So after starting my customized openni2_launch (the launchers of openni_camera, and both ros drivers) with a custom Openni2 driver dir:

OPENNI2_DRIVERS_PATH=/usr/lib/OpenNI2/Drivers/ roslaunch /home/user/catkin_ws/src/robot_bringup/launch/openni2.launch

(OPENNI2_DRIVERS_PATH fixes all issues with the camera driver nodelet)

its possible to process this down to a /scan topic by:

rosrun depthimage_to_laserscan depthimage_to_laserscan image:=/camera/depth/image_raw

or directly in a launch file using the handy nodelet manager:

  <group>
    <node pkg="nodelet" type="nodelet" name="depthimage_to_laserscan" args="load depthimage_to_laserscan/DepthImageToLaserScanNodelet $(arg camera)/$(arg camera)_nodelet_manager">
      <param name="scan_height" value="10"/>
      <param name="output_frame_id" value="/$(arg camera)_depth_frame"/>
      <param name="range_min" value="0.45"/>
      <remap from="image" to="$(arg camera)/$(arg depth)/image_raw"/>
      <remap from="scan" to="$(arg scan_topic)"/>

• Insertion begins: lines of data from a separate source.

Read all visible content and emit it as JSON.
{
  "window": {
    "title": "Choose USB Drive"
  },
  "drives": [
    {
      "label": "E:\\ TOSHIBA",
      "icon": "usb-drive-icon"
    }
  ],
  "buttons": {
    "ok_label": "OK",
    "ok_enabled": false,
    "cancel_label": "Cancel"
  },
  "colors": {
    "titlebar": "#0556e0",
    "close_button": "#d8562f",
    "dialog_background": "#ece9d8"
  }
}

      <remap from="$(arg camera)/image" to="$(arg camera)/$(arg depth)/image_raw"/>
      <remap from="$(arg camera)/scan" to="$(arg scan_topic)"/>
    </node>
  </group>

After that it is possible to visualize the new topic using rviz getting something like that:

of course the robot is still able to laserscan with the xtion (now in rainbow indicating z of the camera)

 

 

ROS is about: simulation, simulation and simulation …

ROS needs to know everything about the physics of a robot. It starts with dimension to avoid collusions – both with the outside world and the robot itself (e.g. if it is using two robot arms at once).  Further it is relevant where the sensors are – or in my case where the [amazon &title=Asus Xtion&text=Asus Xtion] is located in relation to the robots base. Another interesting information are the robots joints. Its needed to drive the wheels and to rotate the camera. For all that, a detailed description and representation of the robot in a format that a computer understands is essential.

Today I’ve made a hugh step in the simulation field, so struggeling with the motors in the real world for the last few days doesn’t feel too bad – at least I can generate some nice pictures now:

For me an interesting journey started, with a lot ups and downs – currently I am really excited where we will be in 18 weeks – because 2 weeks of my thesis already passed.